## [The task]
Look through the listing and locate every line containing the word "title"; copy those lines.

## [Given entries]
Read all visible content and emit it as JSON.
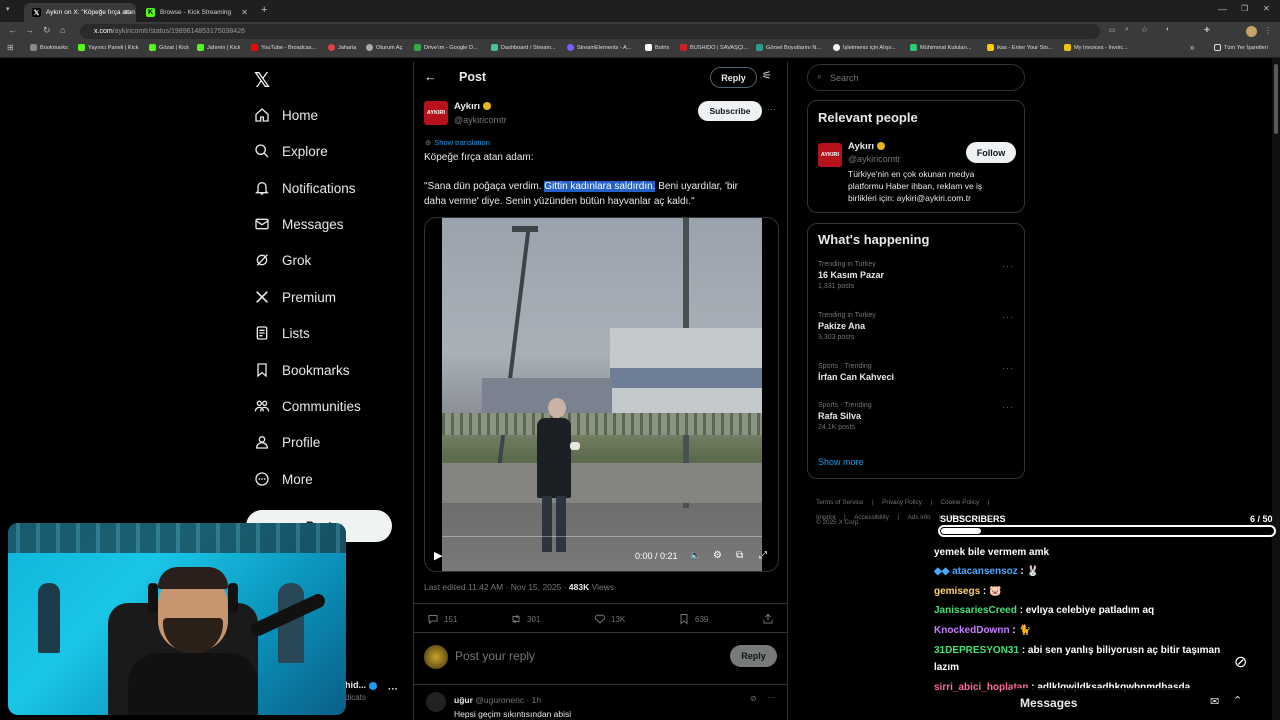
{
  "browser": {
    "tabs": [
      {
        "title": "Aykırı on X: \"Köpeğe fırça atan",
        "icon": "x-icon"
      },
      {
        "title": "Browse - Kick Streaming",
        "icon": "kick-icon"
      }
    ],
    "new_tab": "+",
    "url_main": "x.com",
    "url_path": "/aykiricomtr/status/1989614853175038426",
    "bookmarks": [
      {
        "label": "Bookmarks",
        "color": "#888888"
      },
      {
        "label": "Yayıncı Paneli | Kick",
        "color": "#53fc18"
      },
      {
        "label": "Gözat | Kick",
        "color": "#53fc18"
      },
      {
        "label": "Jahrein | Kick",
        "color": "#53fc18"
      },
      {
        "label": "YouTube - Broadcas...",
        "color": "#ff0000"
      },
      {
        "label": "Jaharia",
        "color": "#e04040"
      },
      {
        "label": "Oturum Aç",
        "color": "#aaaaaa"
      },
      {
        "label": "Drive'ım - Google D...",
        "color": "#34a853"
      },
      {
        "label": "Dashboard / Stream...",
        "color": "#44c4a1"
      },
      {
        "label": "StreamElements - A...",
        "color": "#7b5cff"
      },
      {
        "label": "Botrix",
        "color": "#ffffff"
      },
      {
        "label": "BUSHIDO | SAVAŞÇI...",
        "color": "#cc2222"
      },
      {
        "label": "Görsel Boyutlarını N...",
        "color": "#2a9d8f"
      },
      {
        "label": "İşletmeniz için Alışv...",
        "color": "#ffffff"
      },
      {
        "label": "Mühimmat Kutuları...",
        "color": "#2ecc71"
      },
      {
        "label": "ikas - Enter Your Sto...",
        "color": "#ffcc00"
      },
      {
        "label": "My Invoices - Invoic...",
        "color": "#f1c40f"
      }
    ],
    "bookmarks_more": "»",
    "all_bookmarks": "Tüm Yer İşaretleri"
  },
  "x": {
    "nav": [
      {
        "label": "Home",
        "icon": "home-icon"
      },
      {
        "label": "Explore",
        "icon": "search-icon"
      },
      {
        "label": "Notifications",
        "icon": "bell-icon"
      },
      {
        "label": "Messages",
        "icon": "mail-icon"
      },
      {
        "label": "Grok",
        "icon": "grok-icon"
      },
      {
        "label": "Premium",
        "icon": "x-premium-icon"
      },
      {
        "label": "Lists",
        "icon": "list-icon"
      },
      {
        "label": "Bookmarks",
        "icon": "bookmark-icon"
      },
      {
        "label": "Communities",
        "icon": "communities-icon"
      },
      {
        "label": "Profile",
        "icon": "profile-icon"
      },
      {
        "label": "More",
        "icon": "more-circle-icon"
      }
    ],
    "post_button": "Post",
    "account": {
      "name_partial": "hid...",
      "handle_partial": "dicats"
    },
    "header": {
      "title": "Post",
      "reply_button": "Reply"
    },
    "post": {
      "avatar_text": "AYKIRI",
      "author": "Aykırı",
      "handle": "@aykiricomtr",
      "subscribe": "Subscribe",
      "show_translation": "Show translation",
      "line1": "Köpeğe fırça atan adam:",
      "line2_a": "\"Sana dün poğaça verdim.",
      "line2_hl": "Gittin kadınlara saldırdın.",
      "line2_b": "Beni uyardılar, 'bir",
      "line3": "daha verme' diye. Senin yüzünden bütün hayvanlar aç kaldı.\"",
      "video_time": "0:00 / 0:21",
      "edited": "Last edited 11:42 AM · Nov 15, 2025 ·",
      "views_count": "483K",
      "views_label": "Views",
      "replies": "151",
      "reposts": "301",
      "likes": "13K",
      "bookmarks": "639"
    },
    "reply_box": {
      "placeholder": "Post your reply",
      "button": "Reply"
    },
    "first_reply": {
      "author": "uğur",
      "handle": "@uguronenc · 1h",
      "text": "Hepsi geçim sıkıntısından abisi"
    },
    "search_placeholder": "Search",
    "relevant": {
      "title": "Relevant people",
      "name": "Aykırı",
      "handle": "@aykiricomtr",
      "follow": "Follow",
      "bio1": "Türkiye'nin en çok okunan medya",
      "bio2": "platformu Haber ihban, reklam ve iş",
      "bio3": "birlikleri için: aykiri@aykiri.com.tr"
    },
    "happening": {
      "title": "What's happening",
      "trends": [
        {
          "category": "Trending in Turkey",
          "name": "16 Kasım Pazar",
          "count": "1,331 posts"
        },
        {
          "category": "Trending in Turkey",
          "name": "Pakize Ana",
          "count": "3,303 posts"
        },
        {
          "category": "Sports · Trending",
          "name": "İrfan Can Kahveci",
          "count": ""
        },
        {
          "category": "Sports · Trending",
          "name": "Rafa Silva",
          "count": "24.1K posts"
        }
      ],
      "show_more": "Show more"
    },
    "footer": {
      "terms": "Terms of Service",
      "privacy": "Privacy Policy",
      "cookie": "Cookie Policy",
      "imprint": "Imprint",
      "accessibility": "Accessibility",
      "ads": "Ads info",
      "more": "More ...",
      "copyright": "© 2025 X Corp."
    },
    "messages_drawer": "Messages"
  },
  "overlay": {
    "subs_label": "SUBSCRIBERS",
    "subs_count": "6 / 50",
    "subs_progress": 0.12,
    "chat": [
      {
        "user": "",
        "user_color": "#ffffff",
        "text": "yemek bile vermem amk"
      },
      {
        "user": "atacansensoz",
        "user_color": "#4aa8ff",
        "text": " : 🐰"
      },
      {
        "user": "gemisegs",
        "user_color": "#ffd36a",
        "text": " : 🐷"
      },
      {
        "user": "JanissariesCreed",
        "user_color": "#46e07a",
        "text": " : evlıya celebiye patladım aq"
      },
      {
        "user": "KnockedDownn",
        "user_color": "#c77dff",
        "text": " : 🐈"
      },
      {
        "user": "31DEPRESYON31",
        "user_color": "#46e07a",
        "text": " : abi sen yanlış biliyorusn aç bitir taşıman"
      },
      {
        "user": "",
        "user_color": "#ffffff",
        "text": "lazım"
      },
      {
        "user": "sirri_abici_hoplatan",
        "user_color": "#ff6b9a",
        "text": " : adlklqwjldksadhkqwbnmdbasda"
      }
    ]
  }
}
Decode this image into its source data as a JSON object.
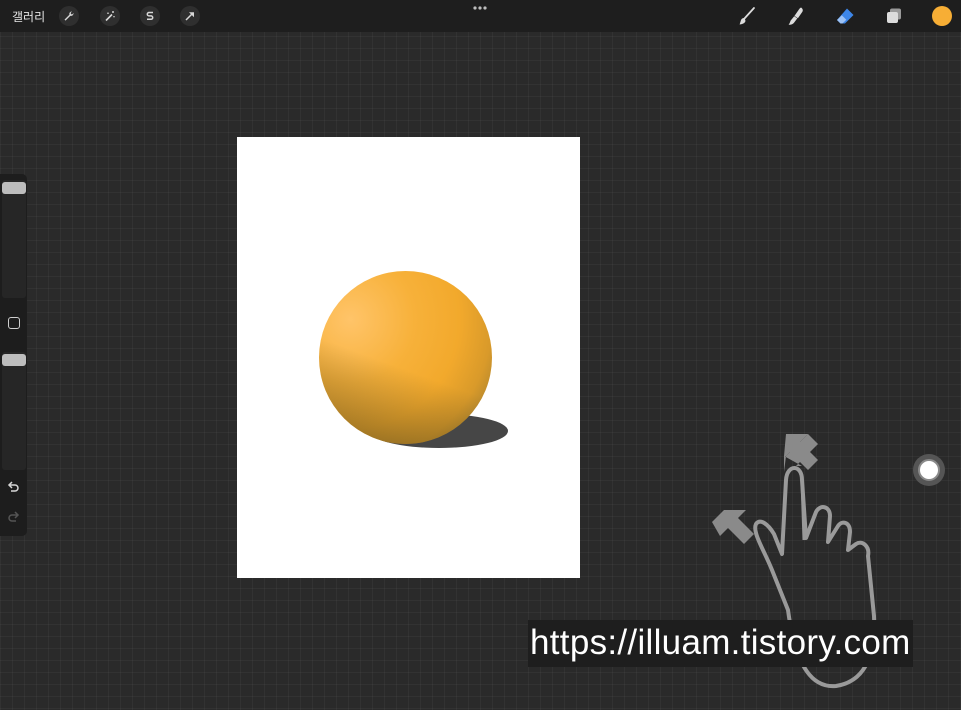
{
  "app": {
    "gallery_label": "갤러리"
  },
  "toolbar_left": [
    {
      "icon": "wrench-icon",
      "name": "actions"
    },
    {
      "icon": "magic-wand-icon",
      "name": "adjustments"
    },
    {
      "icon": "selection-s-icon",
      "name": "selection"
    },
    {
      "icon": "transform-arrow-icon",
      "name": "transform"
    }
  ],
  "toolbar_right": [
    {
      "icon": "brush-icon",
      "name": "brush"
    },
    {
      "icon": "smudge-icon",
      "name": "smudge"
    },
    {
      "icon": "eraser-icon",
      "name": "eraser",
      "active": true
    },
    {
      "icon": "layers-icon",
      "name": "layers"
    }
  ],
  "colors": {
    "current_color": "#f7ae35",
    "active_tool": "#3d86e8",
    "sphere": "#f4ad33",
    "shadow": "#464646"
  },
  "sidebar": {
    "icons": [
      "modify-square-icon",
      "undo-icon",
      "redo-icon"
    ]
  },
  "watermark": {
    "text": "https://illuam.tistory.com"
  },
  "gesture": {
    "icon": "pinch-hand-icon",
    "arrows": [
      "arrow-up-right-icon",
      "arrow-down-left-icon"
    ]
  }
}
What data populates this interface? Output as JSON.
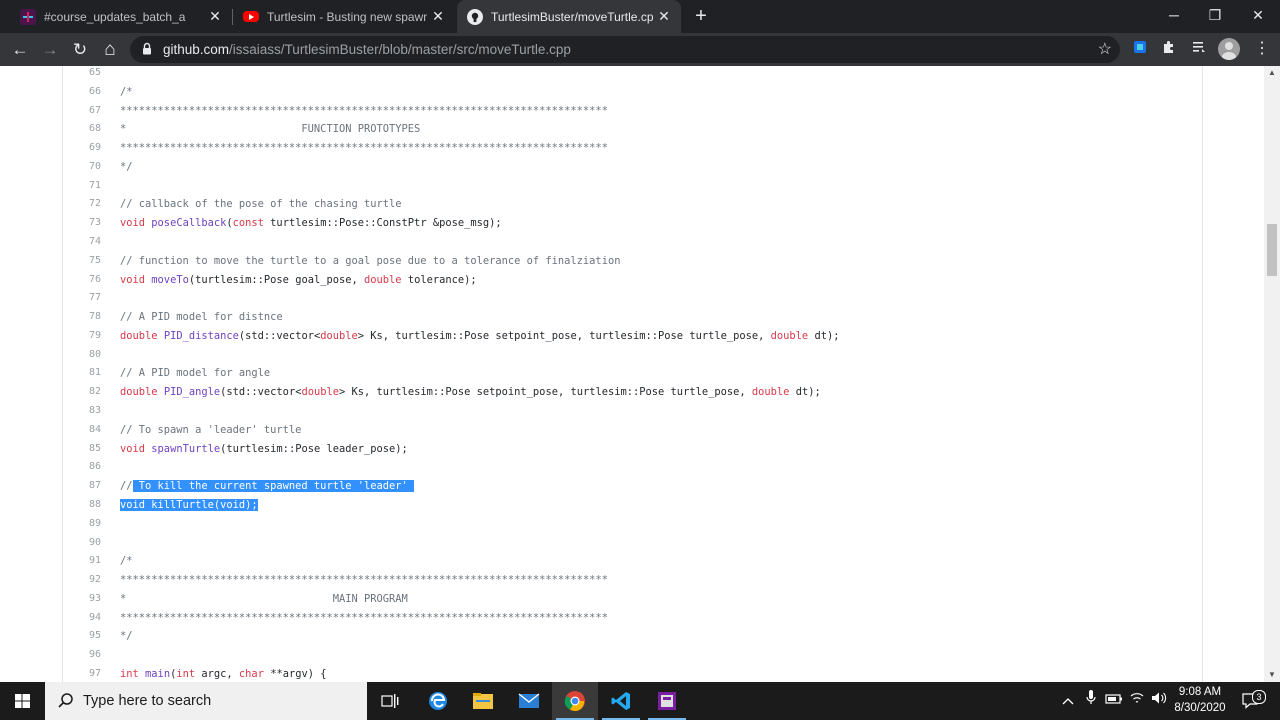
{
  "tabs": [
    {
      "title": "#course_updates_batch_a",
      "close": "✕",
      "favicon": "slack-icon"
    },
    {
      "title": "Turtlesim - Busting new spawned",
      "close": "✕",
      "favicon": "youtube-icon"
    },
    {
      "title": "TurtlesimBuster/moveTurtle.cpp",
      "close": "✕",
      "favicon": "github-icon",
      "active": true
    }
  ],
  "new_tab": "+",
  "window": {
    "minimize": "─",
    "maximize": "❐",
    "close": "✕"
  },
  "toolbar": {
    "back": "←",
    "forward": "→",
    "reload": "↻",
    "home": "⌂"
  },
  "address": {
    "domain": "github.com",
    "path": "/issaiass/TurtlesimBuster/blob/master/src/moveTurtle.cpp",
    "star": "☆"
  },
  "code_lines": [
    {
      "n": "65",
      "code": ""
    },
    {
      "n": "66",
      "code": "/*"
    },
    {
      "n": "67",
      "code": "******************************************************************************"
    },
    {
      "n": "68",
      "code": "*                            FUNCTION PROTOTYPES"
    },
    {
      "n": "69",
      "code": "******************************************************************************"
    },
    {
      "n": "70",
      "code": "*/"
    },
    {
      "n": "71",
      "code": ""
    },
    {
      "n": "72",
      "code": "// callback of the pose of the chasing turtle"
    },
    {
      "n": "73",
      "code": "void poseCallback(const turtlesim::Pose::ConstPtr &pose_msg);"
    },
    {
      "n": "74",
      "code": ""
    },
    {
      "n": "75",
      "code": "// function to move the turtle to a goal pose due to a tolerance of finalziation"
    },
    {
      "n": "76",
      "code": "void moveTo(turtlesim::Pose goal_pose, double tolerance);"
    },
    {
      "n": "77",
      "code": ""
    },
    {
      "n": "78",
      "code": "// A PID model for distnce"
    },
    {
      "n": "79",
      "code": "double PID_distance(std::vector<double> Ks, turtlesim::Pose setpoint_pose, turtlesim::Pose turtle_pose, double dt);"
    },
    {
      "n": "80",
      "code": ""
    },
    {
      "n": "81",
      "code": "// A PID model for angle"
    },
    {
      "n": "82",
      "code": "double PID_angle(std::vector<double> Ks, turtlesim::Pose setpoint_pose, turtlesim::Pose turtle_pose, double dt);"
    },
    {
      "n": "83",
      "code": ""
    },
    {
      "n": "84",
      "code": "// To spawn a 'leader' turtle"
    },
    {
      "n": "85",
      "code": "void spawnTurtle(turtlesim::Pose leader_pose);"
    },
    {
      "n": "86",
      "code": ""
    },
    {
      "n": "87",
      "code": "// To kill the current spawned turtle 'leader'"
    },
    {
      "n": "88",
      "code": "void killTurtle(void);"
    },
    {
      "n": "89",
      "code": ""
    },
    {
      "n": "90",
      "code": ""
    },
    {
      "n": "91",
      "code": "/*"
    },
    {
      "n": "92",
      "code": "******************************************************************************"
    },
    {
      "n": "93",
      "code": "*                                 MAIN PROGRAM"
    },
    {
      "n": "94",
      "code": "******************************************************************************"
    },
    {
      "n": "95",
      "code": "*/"
    },
    {
      "n": "96",
      "code": ""
    },
    {
      "n": "97",
      "code": "int main(int argc, char **argv) {"
    }
  ],
  "taskbar": {
    "search_placeholder": "Type here to search",
    "apps": [
      "task-view-icon",
      "edge-icon",
      "file-explorer-icon",
      "mail-icon",
      "chrome-icon",
      "vscode-icon",
      "app-icon"
    ],
    "time": "9:08 AM",
    "date": "8/30/2020",
    "notifications": "3"
  },
  "colors": {
    "keyword": "#d73a49",
    "function": "#6f42c1",
    "comment": "#6a737d",
    "selection": "#3390ff"
  }
}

## [Reply to the task]
        "title": "Aykırı on X: \"Köpeğe fırça atan",
        "title": "Browse - Kick Streaming",
      "title": "Post",
      "title": "Relevant people",
      "title": "What's happening",
      "title": "#course_updates_batch_a",
      "title": "Turtlesim - Busting new spawned",
      "title": "TurtlesimBuster/moveTurtle.cpp",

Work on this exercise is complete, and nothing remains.